[Unicode] Press

Unicode Sponsors Locale Data Project

Mountain View, CA, April 21, 2004 - The Unicode® Consortium announced today that it will be hosting the Common Locale Data Repository project, providing key building blocks for software to support the world's languages.

To support users in different languages, programs must not only use translated text, but must also be adapted to local conventions. These conventions differ by language or region and include the formatting of numbers, dates, times, and currency values, as well as support for differences in measurement units or text sorting order. Most operating systems and many application programs currently maintain their own repositories of locale data to support these conventions.
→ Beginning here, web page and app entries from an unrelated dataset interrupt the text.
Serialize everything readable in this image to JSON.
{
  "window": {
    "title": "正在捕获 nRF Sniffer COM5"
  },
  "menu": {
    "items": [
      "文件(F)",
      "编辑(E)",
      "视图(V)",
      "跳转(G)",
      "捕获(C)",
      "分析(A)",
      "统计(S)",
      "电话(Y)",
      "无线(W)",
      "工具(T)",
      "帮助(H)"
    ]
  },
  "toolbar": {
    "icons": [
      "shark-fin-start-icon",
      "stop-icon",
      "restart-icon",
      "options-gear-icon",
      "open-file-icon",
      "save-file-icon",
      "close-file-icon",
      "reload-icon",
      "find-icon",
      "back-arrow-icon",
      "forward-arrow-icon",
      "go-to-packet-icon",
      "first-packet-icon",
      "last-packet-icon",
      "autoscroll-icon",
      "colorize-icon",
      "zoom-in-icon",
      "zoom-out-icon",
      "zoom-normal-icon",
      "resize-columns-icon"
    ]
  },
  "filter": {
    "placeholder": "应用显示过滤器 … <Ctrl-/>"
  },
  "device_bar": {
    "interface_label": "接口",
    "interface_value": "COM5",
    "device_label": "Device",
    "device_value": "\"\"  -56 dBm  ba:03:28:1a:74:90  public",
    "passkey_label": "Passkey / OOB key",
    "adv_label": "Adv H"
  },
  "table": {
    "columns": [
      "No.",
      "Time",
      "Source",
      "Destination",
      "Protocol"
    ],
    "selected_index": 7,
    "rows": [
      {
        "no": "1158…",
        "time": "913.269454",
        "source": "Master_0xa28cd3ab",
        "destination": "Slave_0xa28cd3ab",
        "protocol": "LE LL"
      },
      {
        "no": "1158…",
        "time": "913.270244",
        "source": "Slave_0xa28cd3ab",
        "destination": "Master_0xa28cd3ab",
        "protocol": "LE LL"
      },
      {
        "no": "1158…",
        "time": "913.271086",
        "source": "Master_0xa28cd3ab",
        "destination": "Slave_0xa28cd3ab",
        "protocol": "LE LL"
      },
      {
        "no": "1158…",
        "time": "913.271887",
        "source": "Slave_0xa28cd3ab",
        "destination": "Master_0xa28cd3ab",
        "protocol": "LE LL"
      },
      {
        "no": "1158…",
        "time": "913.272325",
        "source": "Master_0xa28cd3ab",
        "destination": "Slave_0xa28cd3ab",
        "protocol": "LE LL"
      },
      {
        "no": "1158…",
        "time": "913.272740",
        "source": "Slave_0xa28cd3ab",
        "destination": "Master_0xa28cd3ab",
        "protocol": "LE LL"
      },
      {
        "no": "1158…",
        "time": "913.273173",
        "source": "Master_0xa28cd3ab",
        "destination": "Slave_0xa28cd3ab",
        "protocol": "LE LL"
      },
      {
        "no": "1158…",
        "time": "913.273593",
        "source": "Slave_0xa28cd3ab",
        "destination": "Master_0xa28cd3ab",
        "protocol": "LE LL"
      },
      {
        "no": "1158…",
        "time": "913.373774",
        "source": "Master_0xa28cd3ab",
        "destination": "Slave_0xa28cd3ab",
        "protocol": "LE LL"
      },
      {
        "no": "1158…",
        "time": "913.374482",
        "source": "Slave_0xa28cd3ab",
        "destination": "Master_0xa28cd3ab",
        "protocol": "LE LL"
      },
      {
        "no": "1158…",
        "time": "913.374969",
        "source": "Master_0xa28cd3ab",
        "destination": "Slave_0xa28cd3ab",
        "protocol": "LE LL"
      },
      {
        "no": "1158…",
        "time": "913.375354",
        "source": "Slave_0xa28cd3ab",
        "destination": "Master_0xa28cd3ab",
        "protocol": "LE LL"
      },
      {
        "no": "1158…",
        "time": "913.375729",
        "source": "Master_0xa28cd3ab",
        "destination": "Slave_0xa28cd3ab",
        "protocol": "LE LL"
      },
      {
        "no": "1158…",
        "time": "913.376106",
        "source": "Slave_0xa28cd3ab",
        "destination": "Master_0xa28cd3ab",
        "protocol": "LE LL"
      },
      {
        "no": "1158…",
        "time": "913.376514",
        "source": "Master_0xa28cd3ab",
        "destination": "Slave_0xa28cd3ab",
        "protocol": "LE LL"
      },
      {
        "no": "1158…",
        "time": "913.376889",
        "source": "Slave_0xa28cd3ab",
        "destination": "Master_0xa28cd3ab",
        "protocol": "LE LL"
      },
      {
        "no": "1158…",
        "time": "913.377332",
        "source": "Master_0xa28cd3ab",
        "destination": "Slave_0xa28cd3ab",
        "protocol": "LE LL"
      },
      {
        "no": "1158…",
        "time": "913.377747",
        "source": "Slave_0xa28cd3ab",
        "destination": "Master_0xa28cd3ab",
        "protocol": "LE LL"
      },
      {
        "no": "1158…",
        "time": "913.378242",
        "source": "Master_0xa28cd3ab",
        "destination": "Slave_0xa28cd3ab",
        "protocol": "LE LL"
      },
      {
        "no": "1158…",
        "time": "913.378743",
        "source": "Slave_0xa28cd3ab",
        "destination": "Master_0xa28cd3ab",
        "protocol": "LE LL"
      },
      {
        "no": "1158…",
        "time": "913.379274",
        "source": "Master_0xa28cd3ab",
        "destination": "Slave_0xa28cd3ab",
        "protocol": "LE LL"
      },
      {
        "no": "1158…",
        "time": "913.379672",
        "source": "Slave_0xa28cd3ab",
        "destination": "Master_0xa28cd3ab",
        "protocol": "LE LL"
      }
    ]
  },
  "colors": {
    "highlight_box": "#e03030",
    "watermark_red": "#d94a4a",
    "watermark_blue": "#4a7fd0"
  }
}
But such data are often incomplete, idiosyncratic, or gratuitously different from program to program. In the age of the internet, software components must work together seamlessly, without the problems caused by these discrepancies.
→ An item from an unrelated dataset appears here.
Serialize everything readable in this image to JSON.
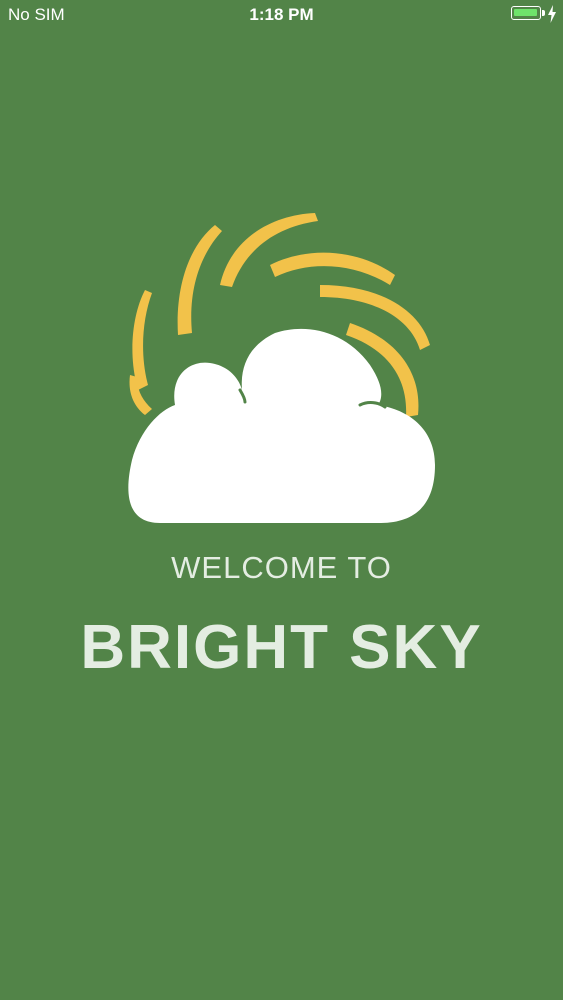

The Common Locale Data Repository (CLDR) provides a general XML format for the exchange of locale information for use in application and system software development, combined with a public repository for a common set of locale data generated in that format. "The consortium's goal is to enable people around the globe to use computers in their own languages," said Mark Davis, president of the Unicode Consortium. "The past ten years have seen great progress towards that goal: all modern software, and all standards based on XML, have adopted Unicode as the underlying representation of text on computers. We are now taking another major step by hosting the Common Locale Data Repository."

The Common Locale Data Repository was initially developed under the sponsorship of the Linux Application Development Environment (aka LADE) Workgroup of the Free Standards Group's OpenI18N team, with a 1.0 version released in January 2004. The founding members of the workgroup were IBM, Sun, and OpenOffice.org, later joined by Apple Computer. CLDR will be managed by a dedicated technical committee of the Unicode Consortium. Work continues to proceed apace during the transition: CLDR version 1.1 is expected in mid-May 2004, and a beta 1.1 version is available now.

For more information about the project, see http://www.unicode.org/cldr/.

About the Unicode Consortium

The Unicode Consortium is a non-profit organization founded to develop, extend and promote use of the Unicode Standard and related globalization standards. The consortium works very closely with the INCITS L2 committee and with ISO/IEC JTC 1 SC2.

The membership of the consortium represents a broad spectrum of corporations and organizations in the computer and information processing industry. Full members (the highest level) are: Adobe Systems, Apple Computer, Basis Technology, Government of India - Ministry of Information Technology, Government of Pakistan - National Language Authority, HP, IBM, Justsystem, Microsoft, Oracle, PeopleSoft, RLG, SAP, Sun Microsystems, and Sybase.

Membership in the Unicode Consortium is open to organizations and individuals anywhere in the world who support the Unicode Standard and wish to assist in its extension and implementation. For additional information on Unicode, please contact the Unicode Consortium (http://www.unicode.org/).